Violinist and composer, who has been called the modern Berlioz. He was born in Mühlhausen, Alsatia, and at the age of fourteen, deciding that music should be his life-work, placed himself under Leonard and Massart in Paris and Joachim in Berlin to study violin. He also studied composition under Guiraud in Paris and Kiel in Berlin, though his work under the last-named was very brief and much interrupted. He played in the Pasdeloup Orchestra in Paris and with other European orchestras, which gave him a practical knowledge of orchestration. He came to New York; but in 1883 went to Boston to become second concertmaster and soloist in the Boston Symphony Orchestra, which position he held until 1903, when he resigned that he might devote more time to composition. He has never toured alone, but has been heard in most of the large cities of the country with the Boston Symphony. Playing with exquisite grace and largeness of style, he brings out contrasts with masterful ability. Very few can cope with him in perfection of technique. Most of Loeffler's compositions are still in manuscript, though nearly all have been performed. Nearly all of those published have appeared in Paris, and are songs, and a berceuse for violin and piano. Among his latest are four quite remarkable songs, published in New York, and have French text, T?U p e tfy bein ? b y Gustave Kahn. Ihe bulk of his compositions are orchestral and his chamber-music is particularly effective. He employs Russian and French subjects largely and portrays the morbidness that is characteristic of the ultra-modern school. He has a vivid imagination and great descriptive powers. Among his compositions are a suite for violin and orchestra, entitled, Les Veillees de l'Ukraine; a fantastic concerto for violoncello and orchestra; a divertimento in A minor for violin and orchestra; a symphonic poem, The Death of Tintagiles, from Maeterlinck; a quartet for strings in A minor; a sextet for strings, which has a distinctly Russian tendency; an octet for two violins, viola, violoncello, two clarinets, harp, and doublebass; and the symphonic poems, Avant pue tu ne t'en ailles, Villanelle du diable, and La bonne chanson.
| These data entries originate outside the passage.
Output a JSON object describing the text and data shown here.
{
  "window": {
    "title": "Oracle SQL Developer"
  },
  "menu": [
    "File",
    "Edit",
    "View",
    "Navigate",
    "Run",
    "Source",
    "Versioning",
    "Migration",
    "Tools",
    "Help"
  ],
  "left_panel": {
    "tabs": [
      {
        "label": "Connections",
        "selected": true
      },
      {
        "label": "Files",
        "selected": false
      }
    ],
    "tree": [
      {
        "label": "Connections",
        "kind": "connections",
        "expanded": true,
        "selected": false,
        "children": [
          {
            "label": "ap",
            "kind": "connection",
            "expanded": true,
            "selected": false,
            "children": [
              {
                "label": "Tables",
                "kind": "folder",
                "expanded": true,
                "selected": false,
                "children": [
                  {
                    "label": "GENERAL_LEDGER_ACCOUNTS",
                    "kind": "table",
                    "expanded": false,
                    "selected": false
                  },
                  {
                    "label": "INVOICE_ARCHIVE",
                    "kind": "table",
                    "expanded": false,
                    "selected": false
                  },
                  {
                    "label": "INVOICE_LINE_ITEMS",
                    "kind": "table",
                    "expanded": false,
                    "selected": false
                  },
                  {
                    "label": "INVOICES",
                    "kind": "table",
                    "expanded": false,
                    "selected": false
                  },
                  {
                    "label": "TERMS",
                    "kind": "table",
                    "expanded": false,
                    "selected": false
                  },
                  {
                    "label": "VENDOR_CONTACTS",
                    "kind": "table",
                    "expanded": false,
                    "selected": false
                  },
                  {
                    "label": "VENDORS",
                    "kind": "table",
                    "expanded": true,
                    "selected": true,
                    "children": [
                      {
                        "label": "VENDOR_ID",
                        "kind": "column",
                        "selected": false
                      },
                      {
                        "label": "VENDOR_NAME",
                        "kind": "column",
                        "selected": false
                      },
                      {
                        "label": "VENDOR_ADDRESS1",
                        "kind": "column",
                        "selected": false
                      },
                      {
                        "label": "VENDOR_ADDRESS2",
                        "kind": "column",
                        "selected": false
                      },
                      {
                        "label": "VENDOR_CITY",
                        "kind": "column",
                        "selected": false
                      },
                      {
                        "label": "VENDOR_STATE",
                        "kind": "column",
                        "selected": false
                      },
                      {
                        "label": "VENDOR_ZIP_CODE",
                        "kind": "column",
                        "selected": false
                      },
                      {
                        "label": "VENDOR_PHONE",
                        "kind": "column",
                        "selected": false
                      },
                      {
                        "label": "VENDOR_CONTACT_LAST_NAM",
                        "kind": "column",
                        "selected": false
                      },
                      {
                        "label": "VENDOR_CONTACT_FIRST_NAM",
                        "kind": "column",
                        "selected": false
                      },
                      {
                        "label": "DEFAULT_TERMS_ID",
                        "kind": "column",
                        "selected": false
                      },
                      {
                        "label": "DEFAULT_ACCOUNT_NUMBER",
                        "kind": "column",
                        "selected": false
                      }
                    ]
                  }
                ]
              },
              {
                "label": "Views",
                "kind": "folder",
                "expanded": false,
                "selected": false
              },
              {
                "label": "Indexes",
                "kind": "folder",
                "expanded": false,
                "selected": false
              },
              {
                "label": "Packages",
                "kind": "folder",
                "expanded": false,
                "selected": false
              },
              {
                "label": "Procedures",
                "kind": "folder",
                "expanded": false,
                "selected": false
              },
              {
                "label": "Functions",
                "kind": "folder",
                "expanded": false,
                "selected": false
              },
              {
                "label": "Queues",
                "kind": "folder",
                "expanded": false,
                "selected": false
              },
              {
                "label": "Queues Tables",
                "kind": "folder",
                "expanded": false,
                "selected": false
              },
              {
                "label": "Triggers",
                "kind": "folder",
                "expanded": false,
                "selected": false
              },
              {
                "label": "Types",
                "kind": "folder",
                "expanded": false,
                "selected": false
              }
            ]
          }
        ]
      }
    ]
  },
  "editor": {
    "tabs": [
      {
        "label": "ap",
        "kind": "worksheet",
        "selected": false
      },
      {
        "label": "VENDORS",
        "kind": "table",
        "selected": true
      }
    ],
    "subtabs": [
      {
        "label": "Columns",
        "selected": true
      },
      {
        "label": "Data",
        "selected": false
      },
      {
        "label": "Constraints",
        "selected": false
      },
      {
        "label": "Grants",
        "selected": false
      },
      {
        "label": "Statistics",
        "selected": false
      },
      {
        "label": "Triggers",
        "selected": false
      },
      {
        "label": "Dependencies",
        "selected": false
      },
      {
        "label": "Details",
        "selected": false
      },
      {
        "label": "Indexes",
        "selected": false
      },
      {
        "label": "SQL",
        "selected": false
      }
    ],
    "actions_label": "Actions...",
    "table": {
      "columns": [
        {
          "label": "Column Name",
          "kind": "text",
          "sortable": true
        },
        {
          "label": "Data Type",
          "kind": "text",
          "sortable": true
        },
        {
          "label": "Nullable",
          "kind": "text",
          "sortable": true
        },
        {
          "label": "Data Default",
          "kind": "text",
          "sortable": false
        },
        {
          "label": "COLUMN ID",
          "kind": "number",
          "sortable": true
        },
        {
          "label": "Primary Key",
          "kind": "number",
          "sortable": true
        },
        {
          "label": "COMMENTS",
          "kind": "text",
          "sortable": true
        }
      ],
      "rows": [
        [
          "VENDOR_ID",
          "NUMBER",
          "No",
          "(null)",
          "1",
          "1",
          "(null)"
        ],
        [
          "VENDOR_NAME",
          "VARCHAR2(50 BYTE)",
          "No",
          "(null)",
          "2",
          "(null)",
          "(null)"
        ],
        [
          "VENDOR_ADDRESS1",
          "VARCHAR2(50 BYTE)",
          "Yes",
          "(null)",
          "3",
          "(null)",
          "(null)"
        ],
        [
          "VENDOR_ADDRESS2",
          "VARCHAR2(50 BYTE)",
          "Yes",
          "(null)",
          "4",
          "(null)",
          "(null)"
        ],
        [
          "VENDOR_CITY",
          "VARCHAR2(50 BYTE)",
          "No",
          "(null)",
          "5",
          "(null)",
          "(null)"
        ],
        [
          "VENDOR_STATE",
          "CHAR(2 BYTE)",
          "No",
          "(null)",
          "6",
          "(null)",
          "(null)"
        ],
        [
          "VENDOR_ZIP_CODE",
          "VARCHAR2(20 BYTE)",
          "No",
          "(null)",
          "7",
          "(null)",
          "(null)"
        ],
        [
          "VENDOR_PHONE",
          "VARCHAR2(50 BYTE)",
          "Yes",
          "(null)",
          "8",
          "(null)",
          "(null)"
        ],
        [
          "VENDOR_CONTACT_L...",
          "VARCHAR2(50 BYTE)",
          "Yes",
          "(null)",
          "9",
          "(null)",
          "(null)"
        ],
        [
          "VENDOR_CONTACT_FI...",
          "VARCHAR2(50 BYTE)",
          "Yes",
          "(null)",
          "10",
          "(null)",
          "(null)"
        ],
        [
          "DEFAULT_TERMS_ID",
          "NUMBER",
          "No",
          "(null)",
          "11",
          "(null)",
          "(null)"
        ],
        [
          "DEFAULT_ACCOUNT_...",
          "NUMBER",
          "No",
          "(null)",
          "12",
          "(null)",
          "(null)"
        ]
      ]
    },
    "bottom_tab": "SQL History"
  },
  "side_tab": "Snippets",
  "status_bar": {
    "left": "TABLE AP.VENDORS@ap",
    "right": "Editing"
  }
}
He has composed a psalm for female voices, accompanied by a harp, organ, two flutes and a solo violoncello, also several works for oboe, viola and piano, and his most recent composition is for piano, orchesra and trumpets behind the scenes.